As Harold Whitman once wrote:
“Don’t ask yourself what the world needs. Ask yourself what makes you come alive, and then go and do that. Because what the world needs are people who have come alive.”
Just for clarification, and in circling back, that these higher needs are not separate from and need not necessarily come after all the other basic needs have been fulfilled.
- Firstly because it is possible to find deep purpose and satisfaction even while dedicating yourself to meeting some of your basic needs.
- Secondly, while it may require taking a leap of faith, when we live our lives following that calling, often our other more basic needs fall into place more naturally.
This is no easy territory, however; the internet is filled with hundreds of self-help gurus who proclaim, you will be successful in life if you breathe in this way for 5 minutes and eat a bowl of kale every day. We are going to call B.S on all that.
The Pinnacle of Human Needs
More than 25 years after first presenting his ideas on the hierarchy of needs, Maslow added further echelons to the ‘pyramid’. First cognitive and aesthetic needs and finally that of the need for transcendence.
There seems to be less discussion upon these later additions as compared to the cornucopia of information and commentary on the first five echelons. Perhaps this is due to the fact that most of our society finds itself governed by these five main categories of needs and only a small percentage of people break out, question and explore deeper.
It should also be emphasized that transcendence is a domain, very little explored and constitutes a subtle space not easily accessible even for those who are less caught up in the fulfillment of lower needs and are trying to actively access it.
In his exploration of this ultimate and final need, Maslow spoke of a term he himself coined, called, peak experiences. Such experiences are intimately real and directly experienceable by any individual open enough and having the right aptitude.
These experiences also referred to as a state of flow, zen, or moments of clarity. These peak experiences can bring a person beyond the realm of ordinary thought and into a perception that is non-ordinary.

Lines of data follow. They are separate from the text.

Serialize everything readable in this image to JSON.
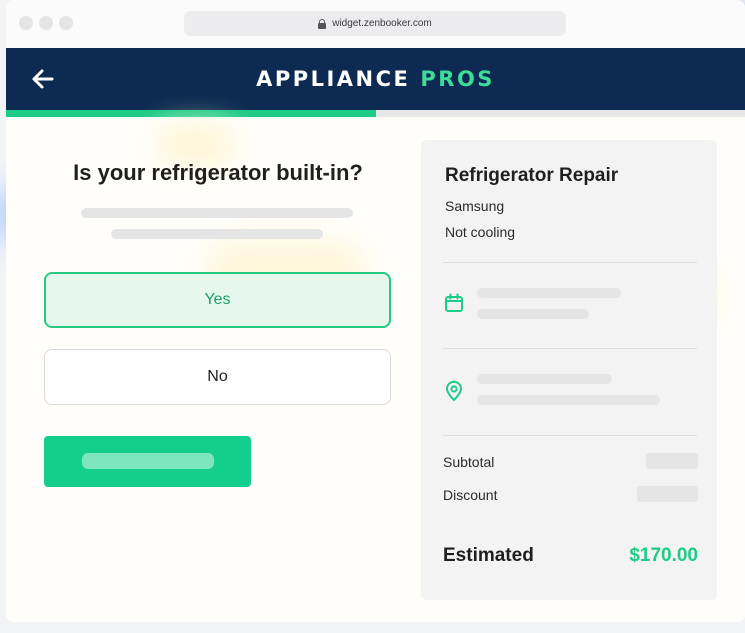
{
  "browser": {
    "url": "widget.zenbooker.com",
    "lock_icon": "lock-icon"
  },
  "header": {
    "back_icon": "arrow-left-icon",
    "brand_primary": "APPLIANCE",
    "brand_accent": "PROS",
    "background_color": "#0d2b52",
    "accent_color": "#3ddc97",
    "progress_fraction": 0.5
  },
  "question": {
    "title": "Is your refrigerator built-in?",
    "options": [
      {
        "label": "Yes",
        "selected": true
      },
      {
        "label": "No",
        "selected": false
      }
    ]
  },
  "summary": {
    "service_title": "Refrigerator Repair",
    "brand": "Samsung",
    "issue": "Not cooling",
    "date_icon": "calendar-icon",
    "location_icon": "map-pin-icon",
    "subtotal_label": "Subtotal",
    "discount_label": "Discount",
    "estimated_label": "Estimated",
    "estimated_value": "$170.00"
  },
  "colors": {
    "primary_green": "#14cf8b",
    "selected_bg": "#e6f8ee"
  }
}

Many say that at this stage, any other lower need seems trivial as compared to the clarity one perceives during a peak experience. Such experiences, as they are peak experiences, do not usually last and are not really goals in and of themselves, but rather come as a result or a culmination.

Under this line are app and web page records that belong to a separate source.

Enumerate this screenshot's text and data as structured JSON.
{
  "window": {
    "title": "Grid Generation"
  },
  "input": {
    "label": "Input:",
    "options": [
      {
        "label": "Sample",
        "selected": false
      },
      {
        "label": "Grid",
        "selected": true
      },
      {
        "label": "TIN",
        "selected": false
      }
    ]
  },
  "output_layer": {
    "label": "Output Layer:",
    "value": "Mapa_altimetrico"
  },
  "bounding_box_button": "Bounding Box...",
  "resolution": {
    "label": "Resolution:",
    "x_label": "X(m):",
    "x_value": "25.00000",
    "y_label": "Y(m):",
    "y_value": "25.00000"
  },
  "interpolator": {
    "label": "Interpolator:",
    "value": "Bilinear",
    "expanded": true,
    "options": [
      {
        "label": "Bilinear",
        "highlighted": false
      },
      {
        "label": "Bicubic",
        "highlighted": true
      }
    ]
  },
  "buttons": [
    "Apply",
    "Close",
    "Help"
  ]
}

The Simple Element of Transcendence
Is it possible to view the need for “self-actualization” and “transcendence” as apart of all other needs?
This is a question that doesn’t need answering as we all have to explore it and enquire for ourselves. If we can perhaps set aside some of our ideas of what comes with the words “self-actualization” and “transcendence” we may begin to see them more plainly.
They needn’t be equated with a grandiose state of mind or only exist in some elevated human, but might be something that is much more simple and real, rather than the heady notions found in psychological theories or spiritual texts.
Can self-actualization not just be a simple expression of clarity where we see things clearly exactly as they are?
Whatever it is, it will likely be up to each one of us to find out. What does transcendence mean for you?